If you read Steven King, you can’t help but feel how he enjoys telling stories of everyday people and their struggle to find the courage to stand up against the psychopathic baddies who threaten their worlds.
If you read Seth Godin, you can’t help but feel his passion for extraordinary people who create extraordinary businesses to change the world in extraordinary ways.
If you read Chuck Palahniuk, you can’t help but feel the rage of an underclass who feels caged by society and yearns to break free, even if that means violence and blood and death.
It’s not a trickle of emotion. It’s a roaring flood, a tidal wave of feeling that lifts you up and carries you along for a ride.
Not surprisingly, that’s why it’s popular. Because if you feel the way the author does, it charges you up.
So how do you write with that kind of emotion?
You rev your engine. You charge yourself up. You do your battle chant.
Instead of sitting down and writing cold, imagine the emotion you want to create in your reader, and deliberately cultivate that emotion in yourself. Cry, laugh, get so mad you nearly beat your keyboard to death.
Then let it loose. Let it flow through you and into every powerful word you wrote.
Your readers will feel it. They’ll wake up. It’ll make them feel alive.
And they’ll remember you forever.
How to be unforgettable
It’s not about how smart you are.
It’s not about the professionalism of your blog design.
It’s not even about giving readers tips they can go out and apply immediately.
It’s about the way you make those readers feel.
You want them to cry. You want them to laugh out loud. You want them to shake with anger.
But the most important part?
You want them to feel alive.
You’ve felt it with other art forms, right? You go to a great concert or act or movie, and when it finishes, you feel a little bit different? A little bit more awake?
Well, great writing does that too, and the beautiful part is it can affect people on a mass scale. You can write a great blog post once, and thousands or even hundreds of thousands of people will be affected by it.
Do you realize how incredibly precious that is?
It means you’re not just here to inform. It means you’re not just here to entertain. It means you’re not just here to persuade.
Those little pixels on the computer screen can change somebody’s life.
After writing this post on ProBlogger, one guy actually emailed to tell me he was planning to commit suicide, and my post talked him out of it. It spoke to him exactly where he was, gave him exactly the message he needed to hear, and reached him at exactly the right time.
Honestly, I feel better about that than all the money I’ve made in my life. I set out to write a post that would affect people, and it did, maybe in the biggest way possible.
It’s time to start taking your work seriously
When you sit down to write, don’t publish just another blog post. Don’t give your readers just another tip. Don’t tell just another cute story.
Set their freaking hair on fire.
Write with so much passion and energy and enthusiasm they can’t stay asleep. You want them to feel like somebody shocked them with a defibrillator.
Because that’s what you have to do: bring them back to life. Maybe not forever, maybe not even for a day, but for an hour or two, give them such a charge they feel like a different person.

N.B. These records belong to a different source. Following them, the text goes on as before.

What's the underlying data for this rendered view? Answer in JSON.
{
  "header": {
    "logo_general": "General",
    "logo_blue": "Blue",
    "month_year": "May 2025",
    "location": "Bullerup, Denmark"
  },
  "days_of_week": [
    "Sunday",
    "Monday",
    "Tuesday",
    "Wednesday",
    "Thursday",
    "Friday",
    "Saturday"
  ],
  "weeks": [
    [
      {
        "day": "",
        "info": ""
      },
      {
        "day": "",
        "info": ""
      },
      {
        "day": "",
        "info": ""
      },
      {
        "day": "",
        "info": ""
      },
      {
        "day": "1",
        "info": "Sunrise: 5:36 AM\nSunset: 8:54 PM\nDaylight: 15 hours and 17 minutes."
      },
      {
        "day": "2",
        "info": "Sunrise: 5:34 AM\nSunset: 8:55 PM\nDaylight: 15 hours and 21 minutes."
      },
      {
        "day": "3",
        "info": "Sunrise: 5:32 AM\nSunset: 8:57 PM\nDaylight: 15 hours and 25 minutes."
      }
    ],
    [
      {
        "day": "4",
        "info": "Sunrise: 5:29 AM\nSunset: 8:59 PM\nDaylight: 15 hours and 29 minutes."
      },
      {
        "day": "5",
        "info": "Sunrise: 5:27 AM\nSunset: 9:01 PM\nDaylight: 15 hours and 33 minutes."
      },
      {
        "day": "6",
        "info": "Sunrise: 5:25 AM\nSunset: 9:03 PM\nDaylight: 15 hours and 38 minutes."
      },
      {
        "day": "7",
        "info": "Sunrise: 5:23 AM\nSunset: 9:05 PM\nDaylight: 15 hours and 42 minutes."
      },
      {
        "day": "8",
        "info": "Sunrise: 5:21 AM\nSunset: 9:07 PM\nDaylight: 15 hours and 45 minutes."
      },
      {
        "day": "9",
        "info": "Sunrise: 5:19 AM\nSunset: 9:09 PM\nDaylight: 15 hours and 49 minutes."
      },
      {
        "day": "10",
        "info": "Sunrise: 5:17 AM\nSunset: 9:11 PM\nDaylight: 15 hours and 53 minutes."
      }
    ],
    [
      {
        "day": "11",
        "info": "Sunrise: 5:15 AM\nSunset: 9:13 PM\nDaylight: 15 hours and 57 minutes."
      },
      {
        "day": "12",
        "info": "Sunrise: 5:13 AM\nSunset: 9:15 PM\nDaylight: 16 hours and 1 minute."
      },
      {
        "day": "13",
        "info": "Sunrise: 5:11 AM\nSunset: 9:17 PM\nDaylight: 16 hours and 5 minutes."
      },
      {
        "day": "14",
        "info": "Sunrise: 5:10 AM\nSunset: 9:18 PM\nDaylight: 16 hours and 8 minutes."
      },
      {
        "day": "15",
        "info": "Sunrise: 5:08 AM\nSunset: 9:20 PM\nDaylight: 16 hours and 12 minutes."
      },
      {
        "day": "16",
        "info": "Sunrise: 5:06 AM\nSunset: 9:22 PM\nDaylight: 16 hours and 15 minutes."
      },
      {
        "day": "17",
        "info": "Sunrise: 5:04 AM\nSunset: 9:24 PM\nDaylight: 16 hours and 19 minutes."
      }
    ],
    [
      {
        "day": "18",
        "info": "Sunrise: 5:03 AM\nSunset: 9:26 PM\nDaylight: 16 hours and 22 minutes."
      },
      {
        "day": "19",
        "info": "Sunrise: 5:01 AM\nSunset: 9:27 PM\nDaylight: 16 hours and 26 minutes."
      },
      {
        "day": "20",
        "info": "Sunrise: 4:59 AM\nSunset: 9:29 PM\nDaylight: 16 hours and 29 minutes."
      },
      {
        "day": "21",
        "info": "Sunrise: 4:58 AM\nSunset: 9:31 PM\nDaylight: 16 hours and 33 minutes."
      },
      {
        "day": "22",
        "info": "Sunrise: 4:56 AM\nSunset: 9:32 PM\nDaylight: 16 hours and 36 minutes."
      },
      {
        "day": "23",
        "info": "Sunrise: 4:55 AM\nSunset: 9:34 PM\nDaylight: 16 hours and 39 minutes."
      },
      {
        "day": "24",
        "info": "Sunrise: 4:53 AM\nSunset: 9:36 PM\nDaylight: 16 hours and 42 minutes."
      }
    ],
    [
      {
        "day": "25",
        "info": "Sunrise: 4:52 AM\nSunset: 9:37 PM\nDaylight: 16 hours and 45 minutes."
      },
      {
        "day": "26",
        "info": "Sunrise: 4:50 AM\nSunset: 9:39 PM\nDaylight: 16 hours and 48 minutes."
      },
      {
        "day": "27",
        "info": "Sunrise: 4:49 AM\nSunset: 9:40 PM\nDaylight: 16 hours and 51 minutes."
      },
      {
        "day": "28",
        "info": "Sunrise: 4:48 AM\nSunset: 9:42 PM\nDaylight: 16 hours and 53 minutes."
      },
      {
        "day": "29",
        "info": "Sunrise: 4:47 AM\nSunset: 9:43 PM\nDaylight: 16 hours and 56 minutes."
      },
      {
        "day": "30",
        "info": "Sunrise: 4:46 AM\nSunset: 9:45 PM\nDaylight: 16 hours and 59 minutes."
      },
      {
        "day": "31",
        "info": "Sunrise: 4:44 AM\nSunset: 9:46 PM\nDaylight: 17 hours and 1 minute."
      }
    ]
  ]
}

Do that, and they won’t just move on to the next post, forgetting about you forever.
They’ll write a comment. They’ll share your post with their friends. They’ll subscribe to your blog, so they can come back for more.
And then you can shock them again and again and again until they find their spark for good.
From then on, you’ll be their hero. They’ll think about you every day. You’ll be, quite literally, unforgettable.
But the best part?
When your time does come, you’ll know you made a difference
I don’t know about you, but when I pass into the great beyond, I won’t be thinking about comment counts or traffic stats or the number of subscribers on my mailing list. I’ll think about the guy who decided not to commit suicide, the young girl who made enough money to get off food stamps, the overworked dad who was able to quit the rat race and spend time with his kids.
Those are the things that matter. Those are the things we are working for. Those are the things we need to build our entire businesses around.
That’s why we’re here. That’s why we matter.
So get to work.
Your readers are waiting for you.